Is the recovery here to stay? Will stocks fall back down further? We don't know. The only prudent investment strategy is to stick with your plan and don't try to time the market. If you're adding to your investments in the stock market, don't stop. Continue to invest on a structured schedule by dollar cost averaging regardless of where the stock market is at the time. Don't alter your strategy because the stock market changed. If something happened that changes your personal life, such as losing a job or becoming ill, then that may be a time to adjust your overall financial planning, not just your investments. Speaking to a financial advisor can be helpful to determine whether changes to your investment strategy should be made.
It sounds like you don't know much. What do you know?
You're absolutely right that we don't know whether the recent stock market gains are here to stay or not . . . at least not in the near term. Although past performance does not predict future results, based on 100+ years of past history (including the 1916-1920 Spanish Flu epidemic), we feel that stocks are the best source of long-term growth and inflation protection. This too shall pass. Someday, in the not so distant future, this coronavirus pandemic will be behind us.
While things won't necessarily be the same, things will get better. People will be able to get back to work, economies will recover, and we will be able to mitigate the impact of future outbreaks. This we are sure of. As financial planners this is why we take a long-term view. We aren't concerned with what happens with the stock market day to day, month to month, or year to year. Economies have always recovered from economic catastrophes in the past, and we find no reason to believe this time will be any different. The fact that economies have always grown historically is the reason why the stock market has also always propelled higher.

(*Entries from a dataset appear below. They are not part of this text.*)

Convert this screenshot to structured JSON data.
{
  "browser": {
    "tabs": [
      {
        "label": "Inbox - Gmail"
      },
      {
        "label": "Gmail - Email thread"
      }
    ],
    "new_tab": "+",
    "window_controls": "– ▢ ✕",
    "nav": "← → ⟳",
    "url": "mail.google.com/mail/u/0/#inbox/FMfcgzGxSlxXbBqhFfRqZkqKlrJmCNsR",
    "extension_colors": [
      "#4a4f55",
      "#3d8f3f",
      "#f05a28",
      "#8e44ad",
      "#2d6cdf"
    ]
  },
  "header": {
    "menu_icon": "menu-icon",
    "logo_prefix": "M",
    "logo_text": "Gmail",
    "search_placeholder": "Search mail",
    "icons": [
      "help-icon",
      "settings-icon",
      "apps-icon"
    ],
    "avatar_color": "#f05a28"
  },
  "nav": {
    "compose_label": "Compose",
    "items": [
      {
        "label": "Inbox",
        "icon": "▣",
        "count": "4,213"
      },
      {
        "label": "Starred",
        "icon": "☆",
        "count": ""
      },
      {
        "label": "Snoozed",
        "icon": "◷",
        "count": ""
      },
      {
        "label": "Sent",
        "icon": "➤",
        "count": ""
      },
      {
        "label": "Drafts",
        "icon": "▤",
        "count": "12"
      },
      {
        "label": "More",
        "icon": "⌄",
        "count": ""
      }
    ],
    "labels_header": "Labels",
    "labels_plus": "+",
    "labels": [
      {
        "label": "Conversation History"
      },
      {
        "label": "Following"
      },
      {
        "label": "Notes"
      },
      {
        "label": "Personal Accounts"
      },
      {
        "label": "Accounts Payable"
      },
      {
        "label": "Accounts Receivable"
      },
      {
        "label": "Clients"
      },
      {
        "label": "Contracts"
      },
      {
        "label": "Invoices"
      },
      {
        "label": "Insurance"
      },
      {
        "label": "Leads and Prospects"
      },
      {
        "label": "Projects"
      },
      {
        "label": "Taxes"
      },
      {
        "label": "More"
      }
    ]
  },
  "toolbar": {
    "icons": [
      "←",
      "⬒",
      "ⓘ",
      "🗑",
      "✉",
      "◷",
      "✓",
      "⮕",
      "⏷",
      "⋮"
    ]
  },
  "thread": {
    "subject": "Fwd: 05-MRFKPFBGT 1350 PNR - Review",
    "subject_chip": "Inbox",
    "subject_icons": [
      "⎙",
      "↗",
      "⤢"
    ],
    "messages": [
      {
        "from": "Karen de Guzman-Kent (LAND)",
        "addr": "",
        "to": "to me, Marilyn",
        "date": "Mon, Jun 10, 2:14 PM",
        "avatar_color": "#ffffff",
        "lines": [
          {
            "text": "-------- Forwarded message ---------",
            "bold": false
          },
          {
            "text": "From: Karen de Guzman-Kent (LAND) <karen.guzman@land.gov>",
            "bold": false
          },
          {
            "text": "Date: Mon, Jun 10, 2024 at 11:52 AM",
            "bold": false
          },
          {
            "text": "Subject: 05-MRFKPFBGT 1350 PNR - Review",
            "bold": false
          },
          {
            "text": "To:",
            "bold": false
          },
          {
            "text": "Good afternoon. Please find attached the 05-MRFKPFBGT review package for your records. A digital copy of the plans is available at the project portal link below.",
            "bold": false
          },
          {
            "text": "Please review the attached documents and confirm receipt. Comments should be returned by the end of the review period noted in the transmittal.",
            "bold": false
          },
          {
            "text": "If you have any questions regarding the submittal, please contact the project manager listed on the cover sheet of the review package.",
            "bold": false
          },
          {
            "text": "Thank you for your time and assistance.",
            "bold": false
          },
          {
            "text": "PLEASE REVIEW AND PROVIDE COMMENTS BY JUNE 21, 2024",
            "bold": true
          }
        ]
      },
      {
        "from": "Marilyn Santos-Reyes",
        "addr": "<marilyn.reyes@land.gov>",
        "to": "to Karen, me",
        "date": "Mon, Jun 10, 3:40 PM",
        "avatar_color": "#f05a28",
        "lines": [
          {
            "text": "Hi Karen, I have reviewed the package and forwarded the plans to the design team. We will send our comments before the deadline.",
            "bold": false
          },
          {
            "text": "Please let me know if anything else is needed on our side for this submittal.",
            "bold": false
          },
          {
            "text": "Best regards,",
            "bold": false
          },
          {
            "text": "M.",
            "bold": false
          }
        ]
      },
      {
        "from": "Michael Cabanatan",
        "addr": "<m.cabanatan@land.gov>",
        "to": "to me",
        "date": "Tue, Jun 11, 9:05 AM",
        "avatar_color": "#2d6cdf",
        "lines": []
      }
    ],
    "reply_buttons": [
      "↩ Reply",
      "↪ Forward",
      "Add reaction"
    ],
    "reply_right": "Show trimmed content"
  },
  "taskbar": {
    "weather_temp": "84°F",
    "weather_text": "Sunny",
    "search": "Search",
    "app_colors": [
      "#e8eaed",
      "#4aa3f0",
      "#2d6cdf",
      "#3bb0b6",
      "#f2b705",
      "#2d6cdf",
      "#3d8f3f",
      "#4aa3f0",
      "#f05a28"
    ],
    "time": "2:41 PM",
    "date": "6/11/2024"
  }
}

Eventually, life will return to “normal” (although it may be different). That's why stocks, which are based on future growth, have continued to increase over the long-term. Day to day, take care of yourself, take care of your family, but don't concern yourself with the day to day swings of the stock market (even if it is "good" news). If you would like assistance reviewing your financial plan, we suggest reaching out to one of our advisors.